Several buildings were raided as armed soldiers patrolled the capital.
The Maldives police conducted a special operation on Tuesday to search multiple residences in Malé, the capital’s suburb Hulhumalé and the southernmost Addu City.
The operation is still ongoing, police spokeswoman Izmia Zahir told the Maldives Independent on Wednesday morning.
It was launched to execute court orders obtained by a presidential commission for its probe into the abduction of journalist Ahmed Rilwan, the spokeswoman previously told the press.
Nine homes were searched on Tuesday. The buildings raided were connected to suspects named by the commission when the findings of its 10-month inquiry were disclosed last week.
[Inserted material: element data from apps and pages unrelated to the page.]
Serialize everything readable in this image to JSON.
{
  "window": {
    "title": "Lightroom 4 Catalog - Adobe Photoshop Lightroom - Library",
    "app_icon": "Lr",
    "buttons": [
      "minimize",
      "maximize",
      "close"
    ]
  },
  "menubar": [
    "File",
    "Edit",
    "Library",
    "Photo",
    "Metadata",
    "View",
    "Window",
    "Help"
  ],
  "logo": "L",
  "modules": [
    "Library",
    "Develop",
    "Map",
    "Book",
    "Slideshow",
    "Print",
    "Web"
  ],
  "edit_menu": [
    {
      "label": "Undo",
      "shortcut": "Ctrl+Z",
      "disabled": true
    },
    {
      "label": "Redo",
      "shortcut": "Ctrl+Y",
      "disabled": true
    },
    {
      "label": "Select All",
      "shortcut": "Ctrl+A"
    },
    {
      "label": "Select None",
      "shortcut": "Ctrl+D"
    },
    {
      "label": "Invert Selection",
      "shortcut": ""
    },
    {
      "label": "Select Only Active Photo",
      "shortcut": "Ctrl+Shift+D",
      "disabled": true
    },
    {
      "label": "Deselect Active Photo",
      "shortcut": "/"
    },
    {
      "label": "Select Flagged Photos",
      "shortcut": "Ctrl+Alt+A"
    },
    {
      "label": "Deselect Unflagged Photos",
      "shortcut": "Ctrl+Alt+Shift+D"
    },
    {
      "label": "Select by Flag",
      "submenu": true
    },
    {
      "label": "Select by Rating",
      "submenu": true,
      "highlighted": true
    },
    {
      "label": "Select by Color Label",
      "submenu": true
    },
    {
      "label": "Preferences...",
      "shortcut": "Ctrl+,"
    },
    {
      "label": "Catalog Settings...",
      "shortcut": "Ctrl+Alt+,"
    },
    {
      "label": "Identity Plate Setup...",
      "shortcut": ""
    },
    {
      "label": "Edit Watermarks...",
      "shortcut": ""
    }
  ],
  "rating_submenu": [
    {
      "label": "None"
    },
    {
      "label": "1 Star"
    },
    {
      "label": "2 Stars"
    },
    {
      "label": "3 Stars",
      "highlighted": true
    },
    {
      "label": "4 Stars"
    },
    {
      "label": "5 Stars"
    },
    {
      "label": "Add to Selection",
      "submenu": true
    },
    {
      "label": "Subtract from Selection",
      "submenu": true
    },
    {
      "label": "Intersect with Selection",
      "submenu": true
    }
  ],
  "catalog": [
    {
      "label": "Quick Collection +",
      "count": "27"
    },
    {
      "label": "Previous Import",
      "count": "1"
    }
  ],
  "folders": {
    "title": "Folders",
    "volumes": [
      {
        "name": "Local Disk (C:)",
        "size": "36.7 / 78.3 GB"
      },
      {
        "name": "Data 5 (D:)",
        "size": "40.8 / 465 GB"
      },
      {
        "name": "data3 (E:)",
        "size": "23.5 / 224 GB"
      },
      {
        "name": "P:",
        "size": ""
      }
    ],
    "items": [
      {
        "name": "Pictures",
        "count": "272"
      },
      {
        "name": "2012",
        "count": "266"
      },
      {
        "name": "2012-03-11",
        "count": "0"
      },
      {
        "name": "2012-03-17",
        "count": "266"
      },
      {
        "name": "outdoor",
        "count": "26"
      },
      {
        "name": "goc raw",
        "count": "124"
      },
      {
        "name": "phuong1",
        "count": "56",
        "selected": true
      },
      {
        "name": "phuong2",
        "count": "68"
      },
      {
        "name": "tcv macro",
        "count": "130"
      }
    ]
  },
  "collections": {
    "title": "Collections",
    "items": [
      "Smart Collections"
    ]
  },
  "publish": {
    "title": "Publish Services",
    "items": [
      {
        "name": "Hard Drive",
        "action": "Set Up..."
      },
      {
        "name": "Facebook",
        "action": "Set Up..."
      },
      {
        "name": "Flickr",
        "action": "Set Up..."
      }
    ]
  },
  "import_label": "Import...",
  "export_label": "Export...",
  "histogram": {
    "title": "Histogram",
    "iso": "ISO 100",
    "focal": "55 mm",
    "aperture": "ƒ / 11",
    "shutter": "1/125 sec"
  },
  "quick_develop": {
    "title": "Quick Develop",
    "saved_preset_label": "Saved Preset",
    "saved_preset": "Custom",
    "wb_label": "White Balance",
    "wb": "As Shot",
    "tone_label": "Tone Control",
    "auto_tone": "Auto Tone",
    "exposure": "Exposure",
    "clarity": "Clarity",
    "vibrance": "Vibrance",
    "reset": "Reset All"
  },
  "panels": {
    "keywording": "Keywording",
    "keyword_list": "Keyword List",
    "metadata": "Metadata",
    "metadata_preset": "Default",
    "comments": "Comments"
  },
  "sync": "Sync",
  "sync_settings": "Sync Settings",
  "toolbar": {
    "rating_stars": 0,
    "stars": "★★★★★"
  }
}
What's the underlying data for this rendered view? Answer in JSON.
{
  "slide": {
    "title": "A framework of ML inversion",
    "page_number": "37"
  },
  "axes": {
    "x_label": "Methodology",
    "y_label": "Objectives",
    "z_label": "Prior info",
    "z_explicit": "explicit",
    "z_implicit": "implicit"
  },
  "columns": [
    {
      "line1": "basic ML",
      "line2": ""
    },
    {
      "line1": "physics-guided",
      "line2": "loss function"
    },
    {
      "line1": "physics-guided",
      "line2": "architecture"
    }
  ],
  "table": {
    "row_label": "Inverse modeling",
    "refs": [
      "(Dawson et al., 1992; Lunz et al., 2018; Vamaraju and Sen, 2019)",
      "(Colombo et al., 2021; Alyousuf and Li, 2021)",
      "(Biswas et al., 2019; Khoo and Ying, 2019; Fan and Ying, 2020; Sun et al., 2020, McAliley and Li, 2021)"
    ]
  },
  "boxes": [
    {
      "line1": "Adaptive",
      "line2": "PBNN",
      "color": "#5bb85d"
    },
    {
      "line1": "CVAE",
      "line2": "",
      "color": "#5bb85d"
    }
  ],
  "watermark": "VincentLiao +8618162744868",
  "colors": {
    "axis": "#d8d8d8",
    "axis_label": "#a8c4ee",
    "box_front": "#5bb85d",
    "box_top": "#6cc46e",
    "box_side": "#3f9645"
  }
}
The Maldives Independent journalist was murdered five years ago by a local extremist group with alleged links to al-Qaeda, the commission concluded.
Masked officers from the Specialist Operations command and forensic services were involved in the raids. Armed soldiers patrolled the streets of the capital as the operation went on late into Tuesday night.
No arrests were made, police told the media close to midnight. A suspect taken in for questioning in Addu City was later released.
Travel bans were imposed on 14 suspects last week after the commission sought court orders to withhold passports.
The raids came a day after President Ibrahim Mohamed Solih promised imminent action in the face of mounting outrage over the failure to arrest suspects a week after the commission’s chair Husnu Suood briefed the press.
In a series of tweets on Saturday, police chief Mohamed Hameed contended that the inquiry commission has “sole investigative authority over the case of Ahmed Rilwan.” The presidential commissions law passed in July “fully empowers the commission to directly seek arrest warrants for any person it deems necessary in the case,” he said.
A day later, President Solih brought together leaders of the police, prosecutor general, attorney general and the presidential commission. He later told the press that he would personally oversee efforts and ensure cooperation with the commission’s inquiry.
The presidential commission found that the same extremist group behind Rilwan’s abduction was responsible for the murders of a moderate religious scholar and liberal blogger. In 2011, the group compiled a “hit list” of secularists and “people they believed were mocking religion and began issuing death threats,” Suood told the press last week.
Local groups with ties to the al-Nusra Front and Islamic State militant organisations recruited young men to fight in Syria and raised funds through several businesses, witnesses told the commission.
Suood’s revelations marked the first time the presence of hardline groups affiliated with terrorist organisations was publicly acknowledged despite reports of Maldivians travelling to fight in Syria and Iraq since 2014. The former administration denied the existence of recruitment networks and accused the opposition of exaggerating claims of Maldivian jihadis.
Last week, Suood shared a draft report with parliament, which made a summary available to the public with further details and identities of suspects, including the names of police intelligence officers who followed Rilwan and listened to his phone calls weeks before the abduction.
But police claimed there was not enough evidence to arrest the two intelligence officers despite instructions by the Attorney General. The officers were suspended for an internal probe by the professional standards command.